Let the buyer beware. If the debate about America continuing to promote democracy abroad is a practical one, then the practical reality is that actually, as Brooks herself concedes, following democracy theorist Thomas Carothers, we don’t really know what we are doing and rarely take into account with sufficient seriousness the unintended consequences of our actions. The Arab Spring, heralded by Brooks as the legitimation for the Obama Administration’s cautious moves away from realism and back toward more involvement in global democratization, should serve as a cautionary tale here.
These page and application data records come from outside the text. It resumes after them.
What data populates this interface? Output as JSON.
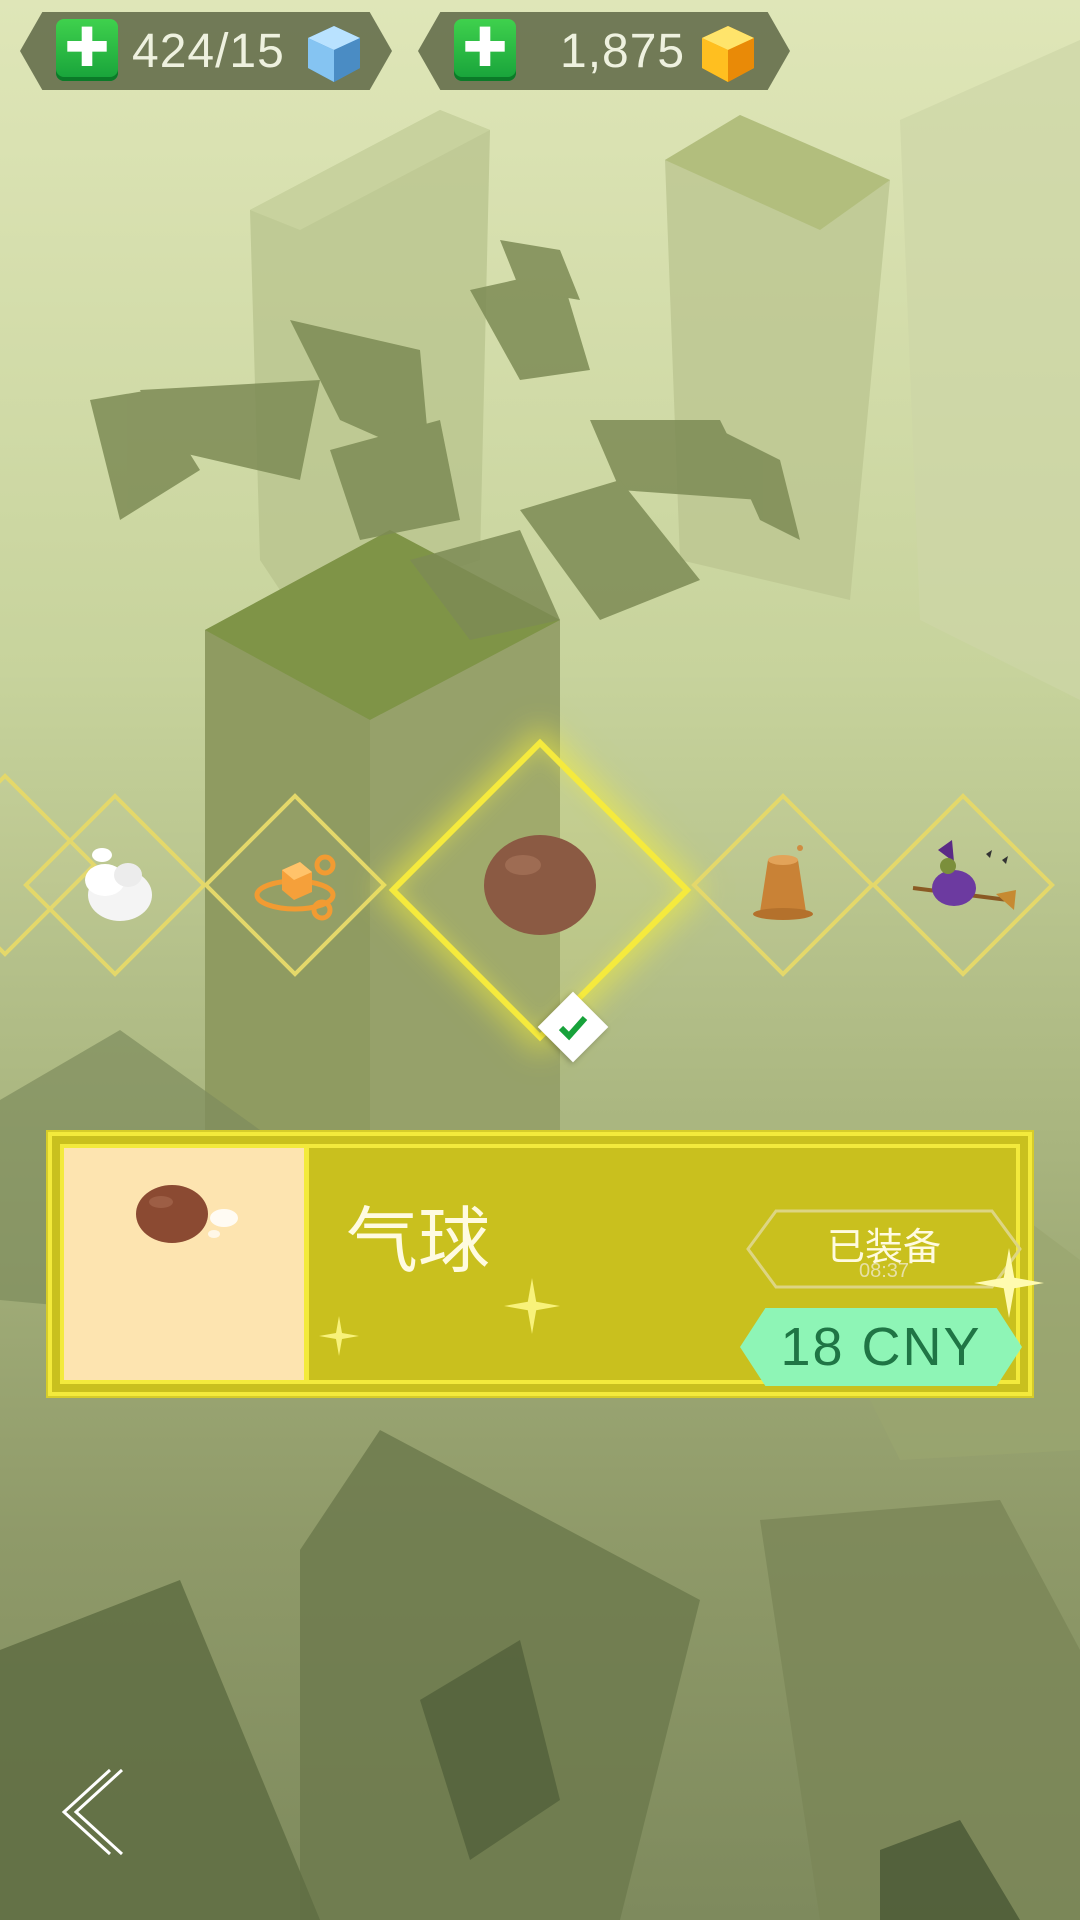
{
  "header": {
    "gems": {
      "count": "424/15",
      "icon": "blue-cube-icon",
      "plus_icon": "plus-icon"
    },
    "coins": {
      "count": "1,875",
      "icon": "gold-gem-icon",
      "plus_icon": "plus-icon"
    }
  },
  "carousel": {
    "items": [
      {
        "name": "cloud-item-icon"
      },
      {
        "name": "orbit-cube-item-icon"
      },
      {
        "name": "balloon-item-icon",
        "selected": true
      },
      {
        "name": "stump-item-icon"
      },
      {
        "name": "witch-item-icon"
      }
    ],
    "selected_check_icon": "checkmark-icon"
  },
  "panel": {
    "item_name": "气球",
    "equipped_label": "已装备",
    "equipped_time": "08:37",
    "price_label": "18 CNY"
  },
  "nav": {
    "back_icon": "back-chevron-icon"
  },
  "colors": {
    "panel_bg": "#c9c01e",
    "panel_border": "#f3ea3c",
    "thumb_bg": "#fde4b0",
    "price_bg": "#8ef5b6",
    "price_text": "#1f7545",
    "plus_green": "#17a23a"
  }
}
For it is by no means clear that the overthrow of Mubarak (or, indeed, the fall of Ben Ali, Saleh, and Gadhafi, and the possible overthrow of Assad in Syria) will lead to more decent societies in the Arab Middle East, nor that these democracies (for they are indeed that; Brooks is right there) controlled by Islamist parties will be more “self-correcting” than their predecessors.
If the debate is about American interests, then Brooks, Perriello, and those who share their view need to demonstrate why a democratic world order is necessary to the security of the United States. For despite the fact that this is so regularly claimed, it is anything but obvious. At the very least, there needs to be more consideration than democracy promotion advocates and partisans of humanitarian intervention have been willing to give of the costs as well as the benefits of the American project of fostering, to the extent it can do so prudently, a systematic, universal, global change of all political systems that are not yet democratic. That would require a commitment that is actually far more radical than regime changes in a few countries like Iraq or Afghanistan. Only the belief that in fact democracy is what the world wants already, and thus, morally speaking, we are pushing on an open door, could justify such a swollen ambition.
We have been down this road before, and its name is empire. If they follow Brooks and Perriello, American policy-makers will most likely declare our actions to be taken in the name of human rights, rather than what the French empire called France’s “civilizing mission,” or what Kipling called “The White Man’s Burden.” But at the risk of sounding like Gertrude Stein, an empire is an empire is an empire. At this point in history, surely it is time to consider instead whether the moral thing for us to do would be to stand down rather than double down.